Information on soil PH, lime, P and K indexes will allow for a targeted application of slurry, and choosing a fertiliser that has the correct balance of Nitrogen, Phosphorus, Potassium and Sulphur.

Allow three to six months between fertiliser P and K applications and taking fresh soil samples.

For non-derogation farmers and farmers stocked below 170kg N/ha in GLAS to remain Nitrate compliant, original soil samples taken, if not in date for 2022 or not replaced by a new set of soil samples, P Index 1, 2, and 3 lands reverted to P index 3 and P index 4 land will remain at P index 4 until the end of the GLAS extension year 2022.

From January 1, 2022, all farmers above 170 kg N/ha must take soil samples.

Where soil samples are not undertaken, Index 4 for Phosphorus will be assumed.

From January 1, 2023, all farmers above 130 kg N/ha must take soil samples.

Where soil samples are not undertaken, Index 4 for Phosphorus will be assumed.
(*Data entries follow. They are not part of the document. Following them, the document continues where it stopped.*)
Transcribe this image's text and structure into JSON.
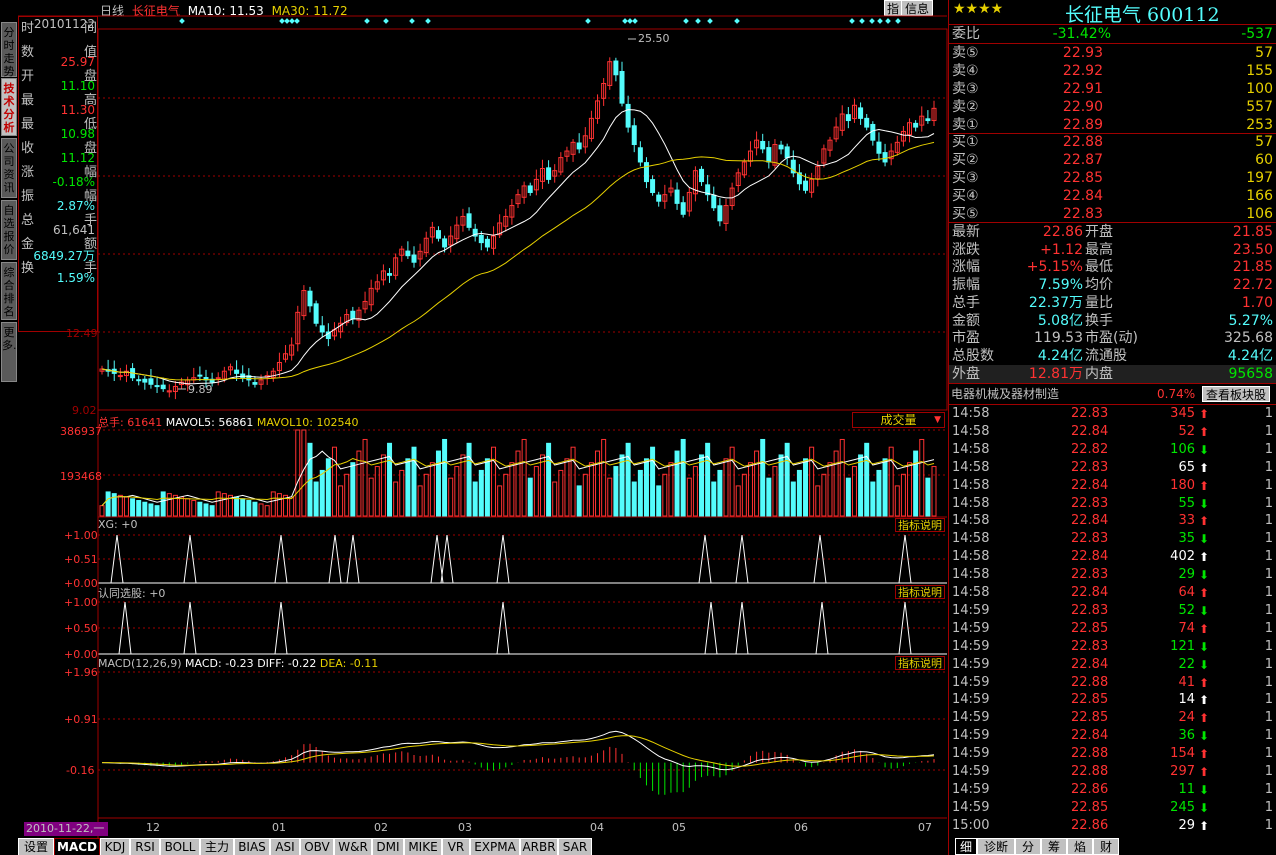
{
  "colors": {
    "up": "#ff3232",
    "down": "#54fcfc",
    "yellow": "#e6d000",
    "green": "#00e600",
    "white": "#ffffff",
    "gray": "#c0c0c0",
    "grid": "#a00000",
    "purple": "#800080"
  },
  "vtabs": [
    "分时走势",
    "技术分析",
    "公司资讯",
    "自选报价",
    "综合排名",
    "更多..."
  ],
  "info": {
    "rows": [
      {
        "k1": "时",
        "k2": "间",
        "v": "20101122",
        "c": "#c0c0c0"
      },
      {
        "k1": "数",
        "k2": "值",
        "v": "25.97",
        "c": "#ff3232"
      },
      {
        "k1": "开",
        "k2": "盘",
        "v": "11.10",
        "c": "#00e600"
      },
      {
        "k1": "最",
        "k2": "高",
        "v": "11.30",
        "c": "#ff3232"
      },
      {
        "k1": "最",
        "k2": "低",
        "v": "10.98",
        "c": "#00e600"
      },
      {
        "k1": "收",
        "k2": "盘",
        "v": "11.12",
        "c": "#00e600"
      },
      {
        "k1": "涨",
        "k2": "幅",
        "v": "-0.18%",
        "c": "#00e600"
      },
      {
        "k1": "振",
        "k2": "幅",
        "v": "2.87%",
        "c": "#54fcfc"
      },
      {
        "k1": "总",
        "k2": "手",
        "v": "61,641",
        "c": "#c0c0c0"
      },
      {
        "k1": "金",
        "k2": "额",
        "v": "6849.27万",
        "c": "#54fcfc"
      },
      {
        "k1": "换",
        "k2": "手",
        "v": "1.59%",
        "c": "#54fcfc"
      }
    ]
  },
  "topbar": {
    "period": "日线",
    "name": "长征电气",
    "ma10": "MA10: 11.53",
    "ma30": "MA30: 11.72",
    "btn_zhi": "指",
    "btn_info": "信息"
  },
  "price_axis": {
    "labels": [
      "12.49",
      "9.02"
    ]
  },
  "annotations": {
    "high": "25.50",
    "low": "9.89"
  },
  "vol": {
    "label": "总手: 61641",
    "mavol5": "MAVOL5: 56861",
    "mavol10": "MAVOL10: 102540",
    "axis": [
      "386937",
      "193468"
    ],
    "dropdown": "成交量"
  },
  "xg": {
    "label": "XG: +0",
    "axis": [
      "+1.00",
      "+0.51",
      "+0.00"
    ],
    "explain": "指标说明"
  },
  "rt": {
    "label": "认同选股: +0",
    "axis": [
      "+1.00",
      "+0.50",
      "+0.00"
    ],
    "explain": "指标说明"
  },
  "macd": {
    "label": "MACD(12,26,9)",
    "macd": "MACD: -0.23",
    "diff": "DIFF: -0.22",
    "dea": "DEA: -0.11",
    "axis": [
      "+1.96",
      "+0.91",
      "-0.16"
    ],
    "explain": "指标说明"
  },
  "xaxis": {
    "date_box": "2010-11-22,一",
    "months": [
      "12",
      "01",
      "02",
      "03",
      "04",
      "05",
      "06",
      "07"
    ]
  },
  "bottom_tabs": [
    "设置",
    "MACD",
    "KDJ",
    "RSI",
    "BOLL",
    "主力",
    "BIAS",
    "ASI",
    "OBV",
    "W&R",
    "DMI",
    "MIKE",
    "VR",
    "EXPMA",
    "ARBR",
    "SAR"
  ],
  "stock": {
    "stars": "★★★★",
    "title": "长征电气 600112"
  },
  "weibi": {
    "label": "委比",
    "pct": "-31.42%",
    "val": "-537"
  },
  "sells": [
    {
      "l": "卖⑤",
      "p": "22.93",
      "v": "57"
    },
    {
      "l": "卖④",
      "p": "22.92",
      "v": "155"
    },
    {
      "l": "卖③",
      "p": "22.91",
      "v": "100"
    },
    {
      "l": "卖②",
      "p": "22.90",
      "v": "557"
    },
    {
      "l": "卖①",
      "p": "22.89",
      "v": "253"
    }
  ],
  "buys": [
    {
      "l": "买①",
      "p": "22.88",
      "v": "57"
    },
    {
      "l": "买②",
      "p": "22.87",
      "v": "60"
    },
    {
      "l": "买③",
      "p": "22.85",
      "v": "197"
    },
    {
      "l": "买④",
      "p": "22.84",
      "v": "166"
    },
    {
      "l": "买⑤",
      "p": "22.83",
      "v": "106"
    }
  ],
  "quote": [
    {
      "l": "最新",
      "v": "22.86",
      "c": "#ff3232",
      "l2": "开盘",
      "v2": "21.85",
      "c2": "#ff3232"
    },
    {
      "l": "涨跌",
      "v": "+1.12",
      "c": "#ff3232",
      "l2": "最高",
      "v2": "23.50",
      "c2": "#ff3232"
    },
    {
      "l": "涨幅",
      "v": "+5.15%",
      "c": "#ff3232",
      "l2": "最低",
      "v2": "21.85",
      "c2": "#ff3232"
    },
    {
      "l": "振幅",
      "v": "7.59%",
      "c": "#54fcfc",
      "l2": "均价",
      "v2": "22.72",
      "c2": "#ff3232"
    },
    {
      "l": "总手",
      "v": "22.37万",
      "c": "#54fcfc",
      "l2": "量比",
      "v2": "1.70",
      "c2": "#ff3232"
    },
    {
      "l": "金额",
      "v": "5.08亿",
      "c": "#54fcfc",
      "l2": "换手",
      "v2": "5.27%",
      "c2": "#54fcfc"
    },
    {
      "l": "市盈",
      "v": "119.53",
      "c": "#c0c0c0",
      "l2": "市盈(动)",
      "v2": "325.68",
      "c2": "#c0c0c0"
    },
    {
      "l": "总股数",
      "v": "4.24亿",
      "c": "#54fcfc",
      "l2": "流通股",
      "v2": "4.24亿",
      "c2": "#54fcfc"
    },
    {
      "l": "外盘",
      "v": "12.81万",
      "c": "#ff3232",
      "l2": "内盘",
      "v2": "95658",
      "c2": "#00e600"
    }
  ],
  "sector": {
    "name": "电器机械及器材制造",
    "pct": "0.74%",
    "button": "查看板块股"
  },
  "ticks": [
    {
      "t": "14:58",
      "p": "22.83",
      "v": "345",
      "d": "up",
      "n": "1"
    },
    {
      "t": "14:58",
      "p": "22.84",
      "v": "52",
      "d": "up",
      "n": "1"
    },
    {
      "t": "14:58",
      "p": "22.82",
      "v": "106",
      "d": "down",
      "n": "1"
    },
    {
      "t": "14:58",
      "p": "22.83",
      "v": "65",
      "d": "upw",
      "n": "1"
    },
    {
      "t": "14:58",
      "p": "22.84",
      "v": "180",
      "d": "up",
      "n": "1"
    },
    {
      "t": "14:58",
      "p": "22.83",
      "v": "55",
      "d": "down",
      "n": "1"
    },
    {
      "t": "14:58",
      "p": "22.84",
      "v": "33",
      "d": "up",
      "n": "1"
    },
    {
      "t": "14:58",
      "p": "22.83",
      "v": "35",
      "d": "down",
      "n": "1"
    },
    {
      "t": "14:58",
      "p": "22.84",
      "v": "402",
      "d": "upw",
      "n": "1"
    },
    {
      "t": "14:58",
      "p": "22.83",
      "v": "29",
      "d": "down",
      "n": "1"
    },
    {
      "t": "14:58",
      "p": "22.84",
      "v": "64",
      "d": "up",
      "n": "1"
    },
    {
      "t": "14:59",
      "p": "22.83",
      "v": "52",
      "d": "down",
      "n": "1"
    },
    {
      "t": "14:59",
      "p": "22.85",
      "v": "74",
      "d": "up",
      "n": "1"
    },
    {
      "t": "14:59",
      "p": "22.83",
      "v": "121",
      "d": "down",
      "n": "1"
    },
    {
      "t": "14:59",
      "p": "22.84",
      "v": "22",
      "d": "down",
      "n": "1"
    },
    {
      "t": "14:59",
      "p": "22.88",
      "v": "41",
      "d": "up",
      "n": "1"
    },
    {
      "t": "14:59",
      "p": "22.85",
      "v": "14",
      "d": "upw",
      "n": "1"
    },
    {
      "t": "14:59",
      "p": "22.85",
      "v": "24",
      "d": "up",
      "n": "1"
    },
    {
      "t": "14:59",
      "p": "22.84",
      "v": "36",
      "d": "down",
      "n": "1"
    },
    {
      "t": "14:59",
      "p": "22.88",
      "v": "154",
      "d": "up",
      "n": "1"
    },
    {
      "t": "14:59",
      "p": "22.88",
      "v": "297",
      "d": "up",
      "n": "1"
    },
    {
      "t": "14:59",
      "p": "22.86",
      "v": "11",
      "d": "down",
      "n": "1"
    },
    {
      "t": "14:59",
      "p": "22.85",
      "v": "245",
      "d": "down",
      "n": "1"
    },
    {
      "t": "15:00",
      "p": "22.86",
      "v": "29",
      "d": "upw",
      "n": "1"
    }
  ],
  "right_tabs": [
    "细",
    "诊断",
    "分",
    "筹",
    "焰",
    "财"
  ],
  "chart_data": {
    "type": "candlestick",
    "ylim": [
      9.02,
      26.5
    ],
    "title": "",
    "closes": [
      10.9,
      10.8,
      10.7,
      10.6,
      10.8,
      10.5,
      10.4,
      10.3,
      10.2,
      10.1,
      10.0,
      9.9,
      10.1,
      10.3,
      10.4,
      10.5,
      10.6,
      10.4,
      10.3,
      10.5,
      10.8,
      11.0,
      10.7,
      10.5,
      10.4,
      10.2,
      10.4,
      10.6,
      10.8,
      11.2,
      11.6,
      12.0,
      13.5,
      14.5,
      13.8,
      13.0,
      12.6,
      12.3,
      12.7,
      13.0,
      13.4,
      13.2,
      13.6,
      14.0,
      14.6,
      14.9,
      15.4,
      15.2,
      16.0,
      16.4,
      16.1,
      15.8,
      16.3,
      16.9,
      17.4,
      16.9,
      16.5,
      17.0,
      17.5,
      17.9,
      17.4,
      17.0,
      16.7,
      16.5,
      17.0,
      17.6,
      17.9,
      18.4,
      18.9,
      19.3,
      19.0,
      19.6,
      20.1,
      19.6,
      20.0,
      20.6,
      20.9,
      21.3,
      21.0,
      21.6,
      22.4,
      23.2,
      24.0,
      25.0,
      24.4,
      23.1,
      22.0,
      21.2,
      20.4,
      19.5,
      19.0,
      18.6,
      18.9,
      19.2,
      18.5,
      18.0,
      19.0,
      20.0,
      19.5,
      18.9,
      18.3,
      17.7,
      18.4,
      19.2,
      19.9,
      20.4,
      20.9,
      21.4,
      21.0,
      20.4,
      21.2,
      21.0,
      20.6,
      19.9,
      19.4,
      19.1,
      19.6,
      20.2,
      21.0,
      21.4,
      22.0,
      22.6,
      22.3,
      23.0,
      22.4,
      22.0,
      21.4,
      20.8,
      20.4,
      20.9,
      21.3,
      21.8,
      22.2,
      22.0,
      22.5,
      22.3,
      22.86
    ],
    "ma10_last": 11.53,
    "ma30_last": 11.72,
    "high": 25.5,
    "low": 9.89
  }
}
All arable land sown from January 1, 2023, must take soil samples. The soil-sample results will allow the advisor and the farmer to tailor a fertiliser plan for the coming year to match the needs of the soil and the crop.

The number of soil samples to be taken and how many years between each sampling will depend on whether you are a Nitrate Derogation farmer or not, and this should be discussed with your advisor.

Your soil-sample analysis will show the rate of lime required depending on the soil type, soil pH and crop type.

In any case, the maximum that can be applied is 7.5 tonne/hectare and apply the balance after two years.

The advice given on the soil test report should always be cross-checked against an estimate of the total fertiliser allowance for the farm under the nitrates regulations.

There are cases where the full P advice may not be permitted on the farm under the regulations, so it is important to check this before you purchase or apply fertiliser.

Knowing the farm soil-fertility status, field by field, is the starting point to control fertiliser costs.